During discovery you should be learning how people with visual, hearing, motor and cognitive impairments might use your service, as well as the problems they could experience.

You can do this even before you do any user research by:

You should also join the accessibility community.

What to do about accessibility in alpha

During alpha, you should be thinking about whether what you’re designing meets the WCAG 2.1 design principles - this will help you meet the needs of all your users.

You should also start thinking about your accessibility audit. Even though you will not need this until beta, it can take time to arrange. You may have someone in your department with the necessary skills and auditing experience to do this. If not, you will need to use an external accessibility specialist.

You can ask your auditor to spend a couple of days during alpha reviewing your designs and prototypes for potential accessibility problems.

You can also improve what you’re designing by running research sessions with disabled users.

What to do about accessibility in beta

During beta, you need to start testing for accessibility and get an accessibility audit.

Running a combination of manual and automated tests each time you develop a new feature means you can sort out issues that could be costly to fix later.

Check what testing tools and software your team has access to in case you need to buy some.

Running research sessions with disabled users will help you check that what you’re building is accessible.

You need to publish an accessibility statement when you move to public beta.
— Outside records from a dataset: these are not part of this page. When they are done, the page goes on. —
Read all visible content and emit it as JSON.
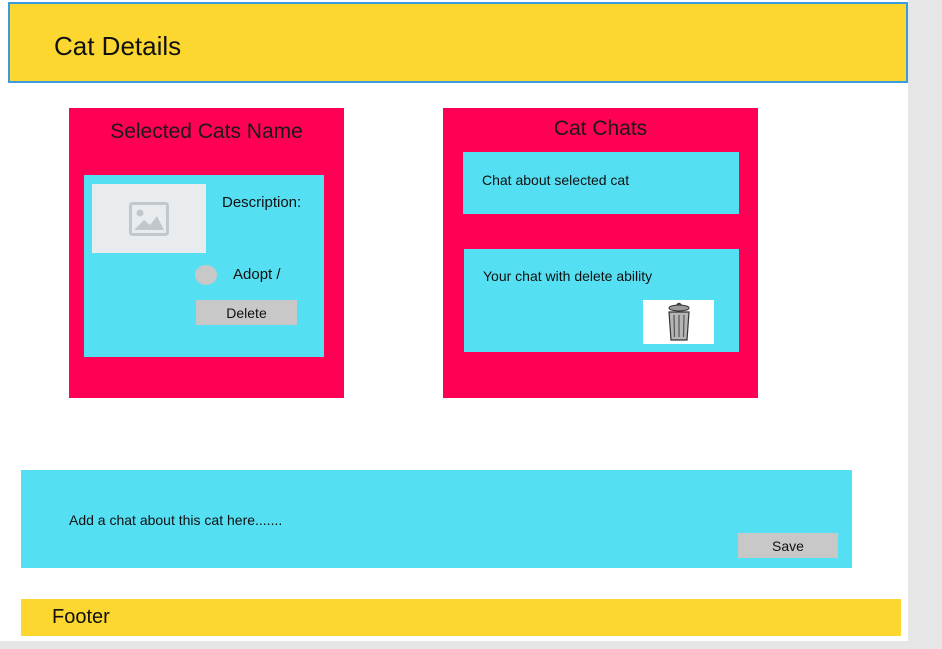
{
  "header": {
    "title": "Cat Details"
  },
  "cat_panel": {
    "title": "Selected Cats Name",
    "description_label": "Description:",
    "adopt_label": "Adopt /",
    "delete_label": "Delete",
    "image_icon": "image-placeholder-icon"
  },
  "chats_panel": {
    "title": "Cat Chats",
    "chat_about_cat": "Chat about selected cat",
    "your_chat": "Your chat with delete ability",
    "trash_icon": "trash-can-icon"
  },
  "compose": {
    "placeholder": "Add a chat about this cat here.......",
    "save_label": "Save"
  },
  "footer": {
    "text": "Footer"
  },
  "colors": {
    "header": "#fcd72f",
    "panel": "#ff0054",
    "card": "#55dff2",
    "button": "#c8c8c8"
  }
}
Getting an accessibility audit

You must get an accessibility audit before you move into public beta, which will provide evidence at assessment that your service works with assistive technologies and meets WCAG 2.1 level AA. It will give you the information you need to publish your accessibility statement.
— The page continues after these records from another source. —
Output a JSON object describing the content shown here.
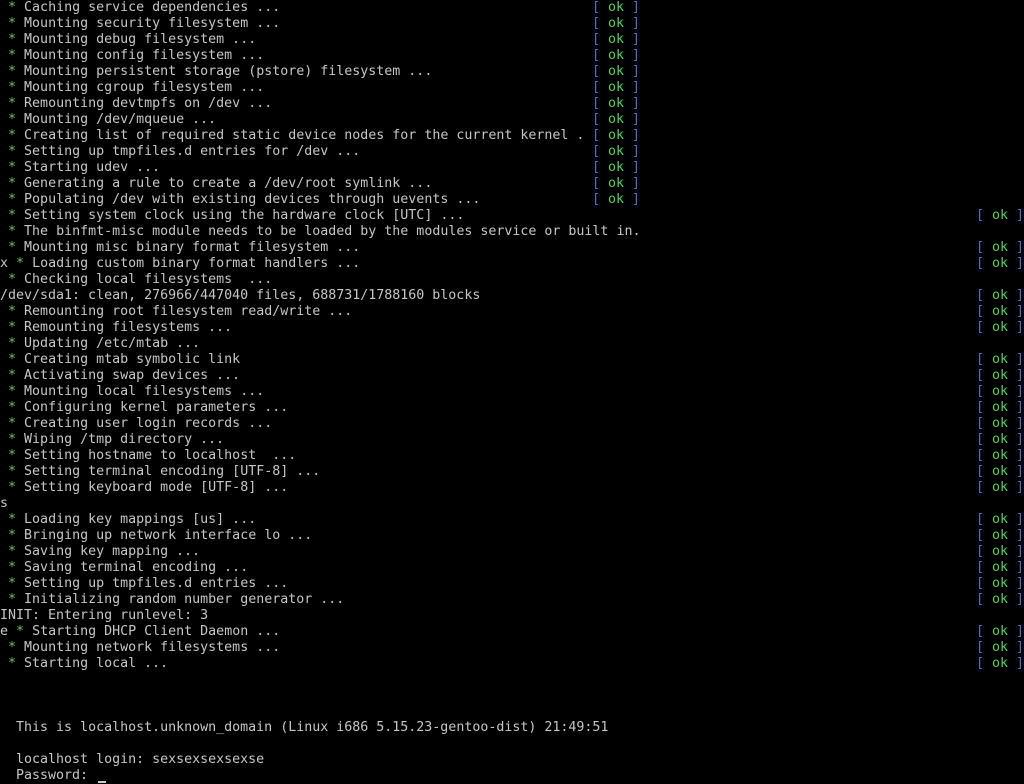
{
  "boot_lines": [
    {
      "prefix": "",
      "star": "*",
      "text": "Caching service dependencies ...",
      "status": "ok",
      "col": 1
    },
    {
      "prefix": "",
      "star": "*",
      "text": "Mounting security filesystem ...",
      "status": "ok",
      "col": 1
    },
    {
      "prefix": "",
      "star": "*",
      "text": "Mounting debug filesystem ...",
      "status": "ok",
      "col": 1
    },
    {
      "prefix": "",
      "star": "*",
      "text": "Mounting config filesystem ...",
      "status": "ok",
      "col": 1
    },
    {
      "prefix": "",
      "star": "*",
      "text": "Mounting persistent storage (pstore) filesystem ...",
      "status": "ok",
      "col": 1
    },
    {
      "prefix": "",
      "star": "*",
      "text": "Mounting cgroup filesystem ...",
      "status": "ok",
      "col": 1
    },
    {
      "prefix": "",
      "star": "*",
      "text": "Remounting devtmpfs on /dev ...",
      "status": "ok",
      "col": 1
    },
    {
      "prefix": "",
      "star": "*",
      "text": "Mounting /dev/mqueue ...",
      "status": "ok",
      "col": 1
    },
    {
      "prefix": "",
      "star": "*",
      "text": "Creating list of required static device nodes for the current kernel .",
      "status": "ok",
      "col": 1
    },
    {
      "prefix": "",
      "star": "*",
      "text": "Setting up tmpfiles.d entries for /dev ...",
      "status": "ok",
      "col": 1
    },
    {
      "prefix": "",
      "star": "*",
      "text": "Starting udev ...",
      "status": "ok",
      "col": 1
    },
    {
      "prefix": "",
      "star": "*",
      "text": "Generating a rule to create a /dev/root symlink ...",
      "status": "ok",
      "col": 1
    },
    {
      "prefix": "",
      "star": "*",
      "text": "Populating /dev with existing devices through uevents ...",
      "status": "ok",
      "col": 1
    },
    {
      "prefix": "",
      "star": "*",
      "text": "Setting system clock using the hardware clock [UTC] ...",
      "status": "ok",
      "col": 2
    },
    {
      "prefix": "",
      "star": "*",
      "text": "The binfmt-misc module needs to be loaded by the modules service or built in.",
      "status": "",
      "col": 0
    },
    {
      "prefix": "",
      "star": "*",
      "text": "Mounting misc binary format filesystem ...",
      "status": "ok",
      "col": 2
    },
    {
      "prefix": "x",
      "star": "*",
      "text": "Loading custom binary format handlers ...",
      "status": "ok",
      "col": 2
    },
    {
      "prefix": "",
      "star": "*",
      "text": "Checking local filesystems  ...",
      "status": "",
      "col": 0
    },
    {
      "prefix": "",
      "star": "",
      "text": "/dev/sda1: clean, 276966/447040 files, 688731/1788160 blocks",
      "status": "ok",
      "col": 2
    },
    {
      "prefix": "",
      "star": "*",
      "text": "Remounting root filesystem read/write ...",
      "status": "ok",
      "col": 2
    },
    {
      "prefix": "",
      "star": "*",
      "text": "Remounting filesystems ...",
      "status": "ok",
      "col": 2
    },
    {
      "prefix": "",
      "star": "*",
      "text": "Updating /etc/mtab ...",
      "status": "",
      "col": 0
    },
    {
      "prefix": "",
      "star": "*",
      "text": "Creating mtab symbolic link",
      "status": "ok",
      "col": 2
    },
    {
      "prefix": "",
      "star": "*",
      "text": "Activating swap devices ...",
      "status": "ok",
      "col": 2
    },
    {
      "prefix": "",
      "star": "*",
      "text": "Mounting local filesystems ...",
      "status": "ok",
      "col": 2
    },
    {
      "prefix": "",
      "star": "*",
      "text": "Configuring kernel parameters ...",
      "status": "ok",
      "col": 2
    },
    {
      "prefix": "",
      "star": "*",
      "text": "Creating user login records ...",
      "status": "ok",
      "col": 2
    },
    {
      "prefix": "",
      "star": "*",
      "text": "Wiping /tmp directory ...",
      "status": "ok",
      "col": 2
    },
    {
      "prefix": "",
      "star": "*",
      "text": "Setting hostname to localhost  ...",
      "status": "ok",
      "col": 2
    },
    {
      "prefix": "",
      "star": "*",
      "text": "Setting terminal encoding [UTF-8] ...",
      "status": "ok",
      "col": 2
    },
    {
      "prefix": "",
      "star": "*",
      "text": "Setting keyboard mode [UTF-8] ...",
      "status": "ok",
      "col": 2
    },
    {
      "prefix": "",
      "star": "",
      "text": "s",
      "status": "",
      "col": 0
    },
    {
      "prefix": "",
      "star": "*",
      "text": "Loading key mappings [us] ...",
      "status": "ok",
      "col": 2
    },
    {
      "prefix": "",
      "star": "*",
      "text": "Bringing up network interface lo ...",
      "status": "ok",
      "col": 2
    },
    {
      "prefix": "",
      "star": "*",
      "text": "Saving key mapping ...",
      "status": "ok",
      "col": 2
    },
    {
      "prefix": "",
      "star": "*",
      "text": "Saving terminal encoding ...",
      "status": "ok",
      "col": 2
    },
    {
      "prefix": "",
      "star": "*",
      "text": "Setting up tmpfiles.d entries ...",
      "status": "ok",
      "col": 2
    },
    {
      "prefix": "",
      "star": "*",
      "text": "Initializing random number generator ...",
      "status": "ok",
      "col": 2
    },
    {
      "prefix": "",
      "star": "",
      "text": "INIT: Entering runlevel: 3",
      "status": "",
      "col": 0
    },
    {
      "prefix": "e",
      "star": "*",
      "text": "Starting DHCP Client Daemon ...",
      "status": "ok",
      "col": 2
    },
    {
      "prefix": "",
      "star": "*",
      "text": "Mounting network filesystems ...",
      "status": "ok",
      "col": 2
    },
    {
      "prefix": "",
      "star": "*",
      "text": "Starting local ...",
      "status": "ok",
      "col": 2
    }
  ],
  "banner": "This is localhost.unknown_domain (Linux i686 5.15.23-gentoo-dist) 21:49:51",
  "login_prompt": "localhost login: sexsexsexsexse",
  "password_prompt": "Password: ",
  "status_open": "[ ",
  "status_close": " ]",
  "colors": {
    "bracket": "#4f6fd8",
    "ok": "#54d254",
    "star": "#54d254",
    "text": "#c6c6c6",
    "background": "#000000"
  }
}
Audits can take time to arrange, so start planning for it during alpha.

Find out how to get an accessibility audit including how to find a supplier.

Publish an accessibility statement
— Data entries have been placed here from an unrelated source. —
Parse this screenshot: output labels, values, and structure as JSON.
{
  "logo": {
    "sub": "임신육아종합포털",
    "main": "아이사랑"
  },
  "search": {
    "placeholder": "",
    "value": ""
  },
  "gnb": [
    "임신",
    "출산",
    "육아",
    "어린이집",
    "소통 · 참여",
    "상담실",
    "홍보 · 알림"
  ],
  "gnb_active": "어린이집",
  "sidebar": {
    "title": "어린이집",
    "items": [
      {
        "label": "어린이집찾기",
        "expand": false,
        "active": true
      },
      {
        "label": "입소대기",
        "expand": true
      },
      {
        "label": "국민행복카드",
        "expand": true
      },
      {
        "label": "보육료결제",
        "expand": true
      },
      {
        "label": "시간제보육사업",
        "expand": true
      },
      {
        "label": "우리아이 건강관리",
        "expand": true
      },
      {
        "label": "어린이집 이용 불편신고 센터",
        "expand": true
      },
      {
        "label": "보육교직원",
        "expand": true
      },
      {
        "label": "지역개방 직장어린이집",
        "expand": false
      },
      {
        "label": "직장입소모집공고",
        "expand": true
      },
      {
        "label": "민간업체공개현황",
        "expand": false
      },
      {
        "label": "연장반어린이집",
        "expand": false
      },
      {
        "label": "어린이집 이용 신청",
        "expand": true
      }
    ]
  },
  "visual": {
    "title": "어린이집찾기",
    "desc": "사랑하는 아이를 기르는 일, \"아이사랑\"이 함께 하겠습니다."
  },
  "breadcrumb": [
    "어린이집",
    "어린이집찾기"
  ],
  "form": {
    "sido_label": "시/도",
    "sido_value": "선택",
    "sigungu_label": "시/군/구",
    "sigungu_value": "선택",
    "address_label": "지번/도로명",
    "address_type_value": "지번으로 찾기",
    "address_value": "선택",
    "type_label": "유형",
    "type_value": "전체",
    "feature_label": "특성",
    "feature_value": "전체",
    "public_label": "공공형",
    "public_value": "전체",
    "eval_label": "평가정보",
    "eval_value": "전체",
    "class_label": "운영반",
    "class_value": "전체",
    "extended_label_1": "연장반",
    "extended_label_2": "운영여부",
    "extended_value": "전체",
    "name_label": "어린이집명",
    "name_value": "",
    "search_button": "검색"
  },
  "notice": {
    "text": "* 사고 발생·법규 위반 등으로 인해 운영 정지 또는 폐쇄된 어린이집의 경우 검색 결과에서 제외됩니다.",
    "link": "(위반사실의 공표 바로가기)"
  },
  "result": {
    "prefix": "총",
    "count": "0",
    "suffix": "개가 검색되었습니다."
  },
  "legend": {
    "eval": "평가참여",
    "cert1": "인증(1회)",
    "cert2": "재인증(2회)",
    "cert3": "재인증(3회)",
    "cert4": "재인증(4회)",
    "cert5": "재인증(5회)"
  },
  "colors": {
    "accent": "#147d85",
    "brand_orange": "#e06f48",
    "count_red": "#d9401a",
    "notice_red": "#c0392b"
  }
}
Once you’ve got your audit results, you should be ready to draft and publish your accessibility statement.

The accessibility statement must explain:

  • how accessible your service is
  • what accessibility issues the service has, if any
  • how you’re planning to fix the issues

There is a sample accessibility statement you can use to help you write yours.

Your accessibility statement should be easy to find for the user. This means it should be available on every page.

For mobile applications the accessibility statement should be available from either:

  • your website
  • the information available when downloading the mobile application
  • within the mobile application

What to do about accessibility in live

It’s important to carry on testing and researching your service once it’s live.

Check that new features you add meet accessibility requirements, and continue doing research with disabled users.

If you make substantial changes to your service, you can get another audit to check you still meet accessibility requirements.

Your accessibility statement should be reviewed at least once a year and updated if you have made changes that affect the accessibility of your site.

Make non-digital parts of your service accessible

You should make sure the non-digital parts of your service are accessible. For example, you should make sure that users who are deaf or have a speech impairment are offered a way to contact you (by text, email or in person with a British Sign Language translator or lip reader).

If you have to send out letters as part of your service, make sure you can also provide these in alternative formats that are accessible (for example large print, braille or audio CD).

Further reading

You might find the following resources useful:

You can also watch a series of videos produced by WCAG about how accessible design can benefit disabled people.

You might also find these guides useful:

Last update:

Changes to links to updated content and minor changes to clarity of content

  1. Added information on publishing an accessibility page for your service.

  2. Moved accessibility audit content to a different guide and added more links to accessibility resources.

  3. Guidance rewritten to clarify government accessibility requirements and what to do in each project phase.

  4. Guidance first published